The Star-Making Machinery Behind the Popular Song

If there's one thing that gets An Spailpín Fánach's goat, it's this nonsense heard from persons of a certain demographic, claiming that while popular music in the charts is all samey and ersatz, people like Coldplay and Travis are "real artists." These are the sort of people that hang on Tom Dunne's every word on his radio show, even though poor Tom could bore for Shell Petroleum (although not on the Mayo coast, thanks).

A pound of sausages, yesterdayEverybody involved in the music business is sold like a pound of sausages, and should be viewed as having as much artistic credibility as a pound of sausages until they've proven different. Frank Sinatra's manager hired the bobby-soxers that used to scream for Frank in the 'forties, paid them cash at the end of the show, and that basic principle hasn't changed any in the sixty years since. You can sell any damn thing you like as long as it's in the correct wrapper. The people who think that they are buying artistic credibility are buying the notion of artistic credibility, rather than artistic credibility itself. It operates on the same principle as the three card trick.
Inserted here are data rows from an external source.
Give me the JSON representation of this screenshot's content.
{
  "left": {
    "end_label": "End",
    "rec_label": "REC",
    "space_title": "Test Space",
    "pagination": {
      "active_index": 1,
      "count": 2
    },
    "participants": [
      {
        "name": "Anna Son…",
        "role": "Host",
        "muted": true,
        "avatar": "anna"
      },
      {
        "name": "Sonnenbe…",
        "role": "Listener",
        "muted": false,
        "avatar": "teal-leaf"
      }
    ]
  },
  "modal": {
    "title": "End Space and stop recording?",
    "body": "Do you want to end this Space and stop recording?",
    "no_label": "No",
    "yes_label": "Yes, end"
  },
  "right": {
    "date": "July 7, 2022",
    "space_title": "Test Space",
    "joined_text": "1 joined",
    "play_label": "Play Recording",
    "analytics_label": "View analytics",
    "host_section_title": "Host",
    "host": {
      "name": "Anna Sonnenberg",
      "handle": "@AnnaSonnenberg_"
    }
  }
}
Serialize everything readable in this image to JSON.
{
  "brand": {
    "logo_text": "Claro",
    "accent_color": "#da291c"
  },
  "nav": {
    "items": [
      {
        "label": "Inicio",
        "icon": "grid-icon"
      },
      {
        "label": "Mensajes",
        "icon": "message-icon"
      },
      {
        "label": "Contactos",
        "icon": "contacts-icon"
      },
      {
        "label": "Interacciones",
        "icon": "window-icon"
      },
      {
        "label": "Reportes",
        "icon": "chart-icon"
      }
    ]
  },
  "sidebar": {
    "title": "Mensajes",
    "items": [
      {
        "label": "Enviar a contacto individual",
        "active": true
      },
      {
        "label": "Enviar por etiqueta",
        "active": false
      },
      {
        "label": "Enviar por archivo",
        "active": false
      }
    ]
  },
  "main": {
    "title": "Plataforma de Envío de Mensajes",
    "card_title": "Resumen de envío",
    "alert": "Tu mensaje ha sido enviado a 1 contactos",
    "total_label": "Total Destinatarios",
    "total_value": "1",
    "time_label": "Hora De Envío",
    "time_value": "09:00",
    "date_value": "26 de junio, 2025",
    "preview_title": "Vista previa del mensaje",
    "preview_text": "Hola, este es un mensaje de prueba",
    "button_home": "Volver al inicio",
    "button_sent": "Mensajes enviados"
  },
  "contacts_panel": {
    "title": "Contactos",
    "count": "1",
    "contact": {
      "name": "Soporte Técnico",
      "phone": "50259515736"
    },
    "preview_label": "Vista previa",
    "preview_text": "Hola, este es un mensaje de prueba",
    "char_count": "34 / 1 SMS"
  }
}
Anyone who's in any doubt about this should read Alexis Petridis, the excellent music critic of the Guardian, in today's paper. Petridis went off to see if he could be packaged and sold just like he was another Damien Rice (Damien Spice, if you like) and the answer was - yes, of course he can. Easy-peasy.

Alexis shows his fangs elsewhere in the paper when he savages poor little Charlotte Church's new album elsewhere in the paper. Ah well - that's showbusiness, toots.